A Johns Hopkins University, Utah State University and Duke University study found that people caring for spouses with dementia are six times more likely to get dementia than people caring for spouses who do not have dementia. The researchers surmise that caregiver stress may increase the risk of dementia for the caregiver spouses. If so, identifying ways to ease the stress becomes all the more critical.
The caregiver study was conducted on 1,221 older married couples (2,242 people) over the course of 12 years. Researchers found increased memory loss among caregivers whose spouses had dementia. According to Maria Norton, one of the researchers, “We know that the declines in memory we saw were real and persistent, not just a point in time where they weren’t performing well on tests.”

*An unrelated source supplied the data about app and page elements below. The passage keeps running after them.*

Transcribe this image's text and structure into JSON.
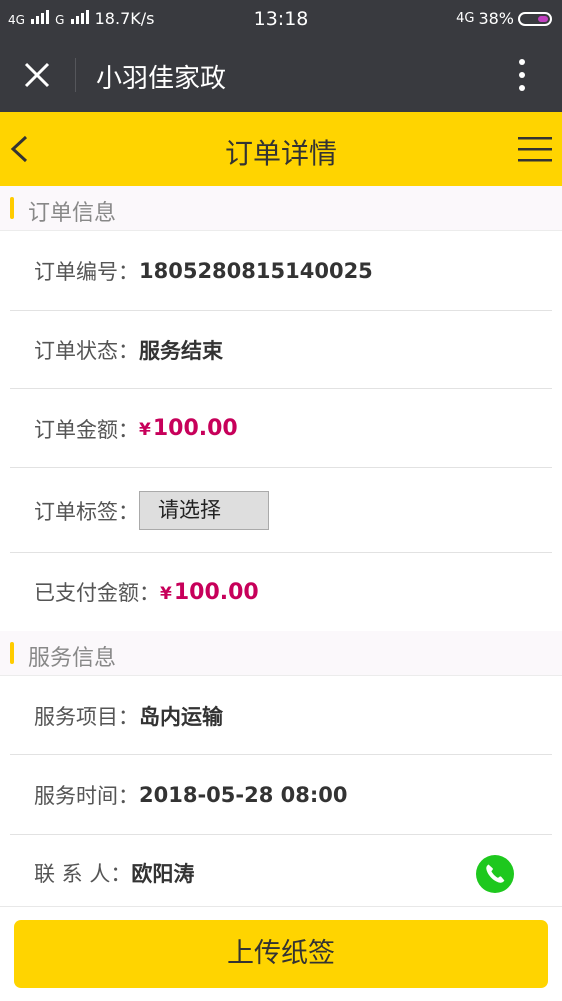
{
  "status_bar": {
    "network1": "4G",
    "network2": "G",
    "speed": "18.7K/s",
    "time": "13:18",
    "network3": "4G",
    "battery": "38%",
    "battery_level": 0.38
  },
  "wechat_bar": {
    "title": "小羽佳家政"
  },
  "header": {
    "title": "订单详情"
  },
  "order_section": {
    "title": "订单信息",
    "rows": {
      "number": {
        "label": "订单编号：",
        "value": "1805280815140025"
      },
      "status": {
        "label": "订单状态：",
        "value": "服务结束"
      },
      "amount": {
        "label": "订单金额：",
        "currency": "¥",
        "value": "100.00"
      },
      "tag": {
        "label": "订单标签：",
        "value": "请选择"
      },
      "paid": {
        "label": "已支付金额：",
        "currency": "¥",
        "value": "100.00"
      }
    }
  },
  "service_section": {
    "title": "服务信息",
    "rows": {
      "item": {
        "label": "服务项目：",
        "value": "岛内运输"
      },
      "time": {
        "label": "服务时间：",
        "value": "2018-05-28 08:00"
      },
      "contact": {
        "label": "联 系 人：",
        "value": "欧阳涛"
      }
    }
  },
  "footer": {
    "upload_label": "上传纸签"
  },
  "icons": {
    "close": "close-icon",
    "more": "more-vertical-icon",
    "back": "chevron-left-icon",
    "menu": "hamburger-menu-icon",
    "phone": "phone-icon"
  },
  "colors": {
    "header_yellow": "#ffd400",
    "price_magenta": "#c7005a",
    "section_accent": "#ffcc00",
    "phone_green": "#1ec81e",
    "wechat_bar": "#393a3f"
  }
}
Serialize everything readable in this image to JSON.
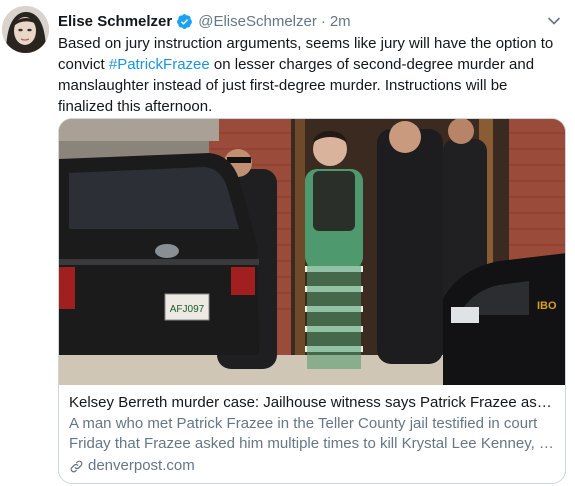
{
  "tweet": {
    "author": {
      "name": "Elise Schmelzer",
      "handle": "@EliseSchmelzer",
      "separator": "·",
      "time": "2m",
      "verified": true
    },
    "text": {
      "part1": "Based on jury instruction arguments, seems like jury will have the option to convict ",
      "hashtag": "#PatrickFrazee",
      "part2": " on lesser charges of second-degree murder and manslaughter instead of just first-degree murder. Instructions will be finalized this afternoon."
    },
    "card": {
      "title": "Kelsey Berreth murder case: Jailhouse witness says Patrick Frazee asked ...",
      "description_line1": "A man who met Patrick Frazee in the Teller County jail testified in court",
      "description_line2": "Friday that Frazee asked him multiple times to kill Krystal Lee Kenney, th...",
      "domain": "denverpost.com",
      "image_plate": "AFJ097",
      "image_badge": "IBO"
    },
    "icons": {
      "verified": "verified-badge-icon",
      "caret": "chevron-down-icon",
      "link": "link-icon"
    },
    "colors": {
      "accent": "#1da1f2",
      "hashtag": "#1b95e0",
      "muted": "#657786",
      "border": "#ccd6dd"
    }
  }
}
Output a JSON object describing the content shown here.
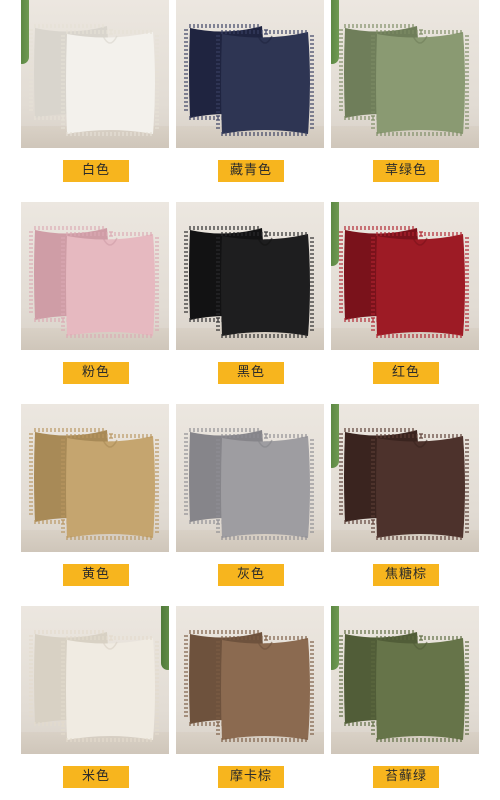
{
  "swatches": [
    {
      "label": "白色",
      "fill": "#f3f1ec",
      "shade": "#d9d5cd",
      "fringe": "#e6e1d6",
      "plant": "left"
    },
    {
      "label": "藏青色",
      "fill": "#2e3553",
      "shade": "#1f2440",
      "fringe": "#3a4163",
      "plant": "none"
    },
    {
      "label": "草绿色",
      "fill": "#8a9a72",
      "shade": "#6f7e5a",
      "fringe": "#7d8c64",
      "plant": "left"
    },
    {
      "label": "粉色",
      "fill": "#e6b9c0",
      "shade": "#cf9da6",
      "fringe": "#dcaab3",
      "plant": "none"
    },
    {
      "label": "黑色",
      "fill": "#1e1e1f",
      "shade": "#121213",
      "fringe": "#2b2b2c",
      "plant": "none"
    },
    {
      "label": "红色",
      "fill": "#9d1b25",
      "shade": "#7a121b",
      "fringe": "#b02430",
      "plant": "left"
    },
    {
      "label": "黄色",
      "fill": "#c5a56f",
      "shade": "#a88a57",
      "fringe": "#b89660",
      "plant": "none"
    },
    {
      "label": "灰色",
      "fill": "#9e9da1",
      "shade": "#86858a",
      "fringe": "#8f8e93",
      "plant": "none"
    },
    {
      "label": "焦糖棕",
      "fill": "#4d322c",
      "shade": "#3a241f",
      "fringe": "#5b3e36",
      "plant": "left"
    },
    {
      "label": "米色",
      "fill": "#f0ebe2",
      "shade": "#d8d1c4",
      "fringe": "#e3dbcd",
      "plant": "right"
    },
    {
      "label": "摩卡棕",
      "fill": "#8b6a50",
      "shade": "#6e523d",
      "fringe": "#7b5c44",
      "plant": "none"
    },
    {
      "label": "苔藓绿",
      "fill": "#667449",
      "shade": "#515d38",
      "fringe": "#5c6a40",
      "plant": "left"
    }
  ]
}
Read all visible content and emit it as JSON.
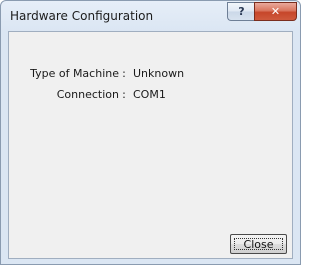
{
  "window": {
    "title": "Hardware Configuration",
    "help_glyph": "?",
    "close_glyph": "✕"
  },
  "fields": [
    {
      "label": "Type of Machine",
      "separator": ":",
      "value": "Unknown"
    },
    {
      "label": "Connection",
      "separator": ":",
      "value": "COM1"
    }
  ],
  "buttons": {
    "close_label": "Close"
  }
}
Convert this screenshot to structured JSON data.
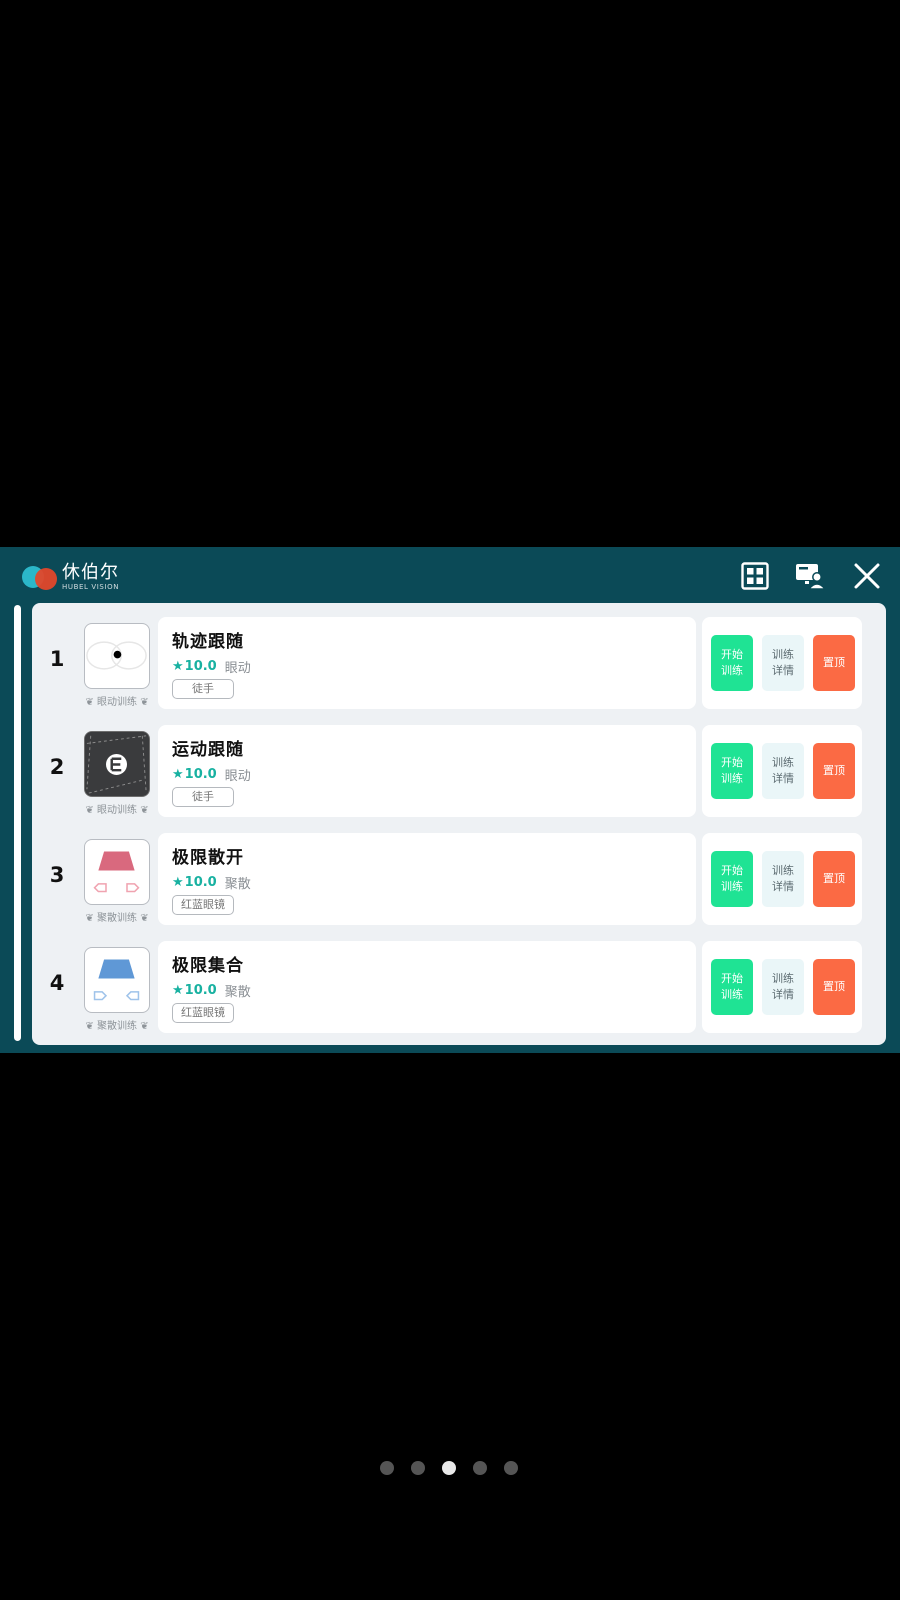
{
  "app": {
    "logo_zh": "休伯尔",
    "logo_en": "HUBEL VISION"
  },
  "header": {
    "grid_icon": "grid-icon",
    "monitor_user_icon": "monitor-user-icon",
    "close_icon": "close-icon"
  },
  "items": [
    {
      "index": "1",
      "title": "轨迹跟随",
      "score": "10.0",
      "type": "眼动",
      "tag": "徒手",
      "category": "眼动训练",
      "icon": "trajectory-icon"
    },
    {
      "index": "2",
      "title": "运动跟随",
      "score": "10.0",
      "type": "眼动",
      "tag": "徒手",
      "category": "眼动训练",
      "icon": "motion-e-icon"
    },
    {
      "index": "3",
      "title": "极限散开",
      "score": "10.0",
      "type": "聚散",
      "tag": "红蓝眼镜",
      "category": "聚散训练",
      "icon": "diverge-red-icon"
    },
    {
      "index": "4",
      "title": "极限集合",
      "score": "10.0",
      "type": "聚散",
      "tag": "红蓝眼镜",
      "category": "聚散训练",
      "icon": "converge-blue-icon"
    }
  ],
  "buttons": {
    "start_line1": "开始",
    "start_line2": "训练",
    "detail_line1": "训练",
    "detail_line2": "详情",
    "top": "置顶"
  },
  "colors": {
    "header_bg": "#0b4a57",
    "start_green": "#1fe394",
    "top_orange": "#fb6a44",
    "star_teal": "#18b1a1"
  },
  "pager": {
    "count": 5,
    "active": 3
  }
}
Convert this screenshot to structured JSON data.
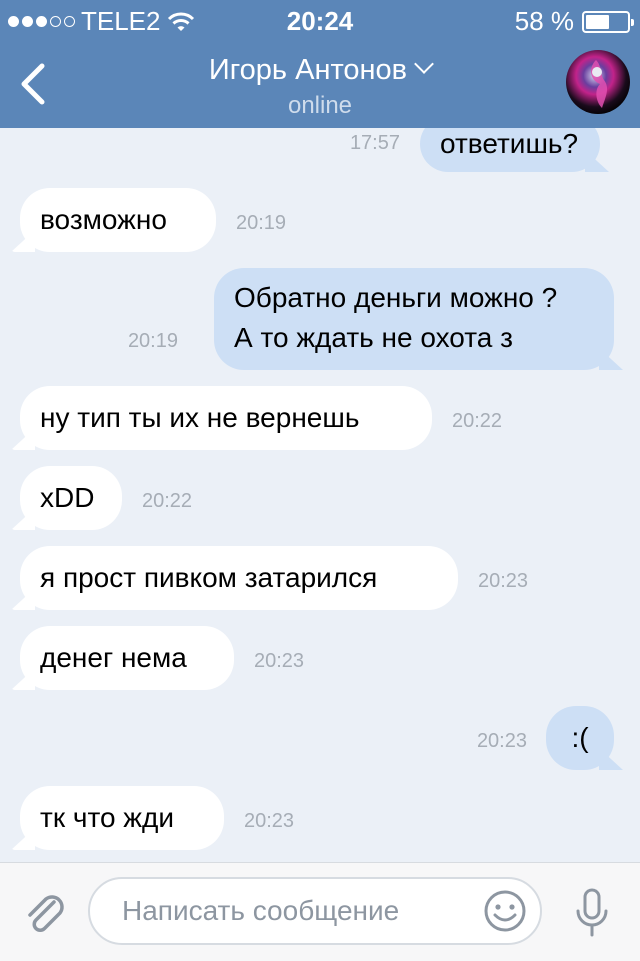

If the cause of the increased memory loss is indeed stress related to caring for loved ones with Alzheimer’s disease or another dementia, the question becomes how to alleviate that stress. As Julie Potyraj reported in Just Care, “caregivers are three times more likely to be highly vulnerable to health issues than non-caregivers. Compared to individuals who are not caring for an older adult, caregivers experience higher rates of physical illness including chronic pain and compromised immune systems.”
What are the signs of stress for caregivers of people with Alzheimer’s disease? Denial that loved ones are losing their memories. Anger at loved ones for not being able to do what they once could do. Social isolation. Anxiety about what will happen over time and depression that makes it hard to cope. Loss of energy, inability to sleep and fatigue.
To ease stress, caregivers should have a health care buddy–a friend or family member they feel comfortable with–to talk to and support them. Caregivers should also build self-care into routines, stay connected to friends and social networks, and be active. A support group of people who share and can relate to what caregivers area going through can also be helpful.
Here’s more from Just Care: